The next drug we hope to bring to the end of phase III is CEP-701 (lestaurtinib). This drug, among other activities, inhibits a number of kinases, including one called FLT-3, which is expressed and gives a poor prognosis to a subgroup of about 25—30% of patients with acute myeloid leukemia (AML). CEP-701 is currently in a phase III study in patients with relapsed AML. We hope to complete the recruitment for that study this year, and if that’s positive, we hope to submit to the FDA for consideration during 2009. That drug also has activity against a target known as JAK2/STAT, which has become widely known as an important target in myeloproliferative disorders such as polycythemia, essential thrombocytosis, and myelofibrosis. It is currently in phase II in that setting. Earlier in the pipeline is CEP-11981, which is targeted at the VEGFR receptor and the TIE-2/pan kinase receptor. TIE-2 is another angiogenesis pathway, and we’re hoping that by targeting more than one angiogenesis pathway, we may be able to see greater efficacy relative to the other smallmolecule angiogenesis inhibitors. CEP-18770 is in phase I testing. It is a proteasome inhibitor that we hope to explore in programs focusing on myeloma therapy. Also in the pipeline, the next IND that we hope to submit would be for a PARP inhibitor, which we would see as a potential chemosensitizer for solid or hematologic malignancies.
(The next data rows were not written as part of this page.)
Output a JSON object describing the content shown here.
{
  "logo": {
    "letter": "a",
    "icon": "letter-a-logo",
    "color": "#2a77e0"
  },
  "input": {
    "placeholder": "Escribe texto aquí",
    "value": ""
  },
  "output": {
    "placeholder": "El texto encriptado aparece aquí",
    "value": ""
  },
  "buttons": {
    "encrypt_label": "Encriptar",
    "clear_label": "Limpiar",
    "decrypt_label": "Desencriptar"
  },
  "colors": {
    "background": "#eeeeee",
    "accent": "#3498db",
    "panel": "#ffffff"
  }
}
The next program after that is an anaplastic lymphoma kinase (ALK) receptor tyrosine kinase inhibitor that we hope will have efficacy in a subgroup of patients with lymphoma and, interestingly, in a subgroup of patients with small-cell lung cancer. Overall, we are looking broadly at anti-proliferation targets and survival pathway targets that will take us into a broad range of both solid tumors and hematologic malignancies. The sheer amount of effort that is going into this area at the moment is starting to really bear some fruit, and the emphasis on the pathways that we’ve talked about and the technologies that are coming through means that there isn’t any single answer to what is the most promising approach. There is so much focused research going on leading to greater understanding of the unmet medical needs and an improved understanding of the genetics and biology of the disease that we really are making some progress. All the new science that has become available over the last 20 years is now translating into new therapeutics for patients. I think that is really exciting.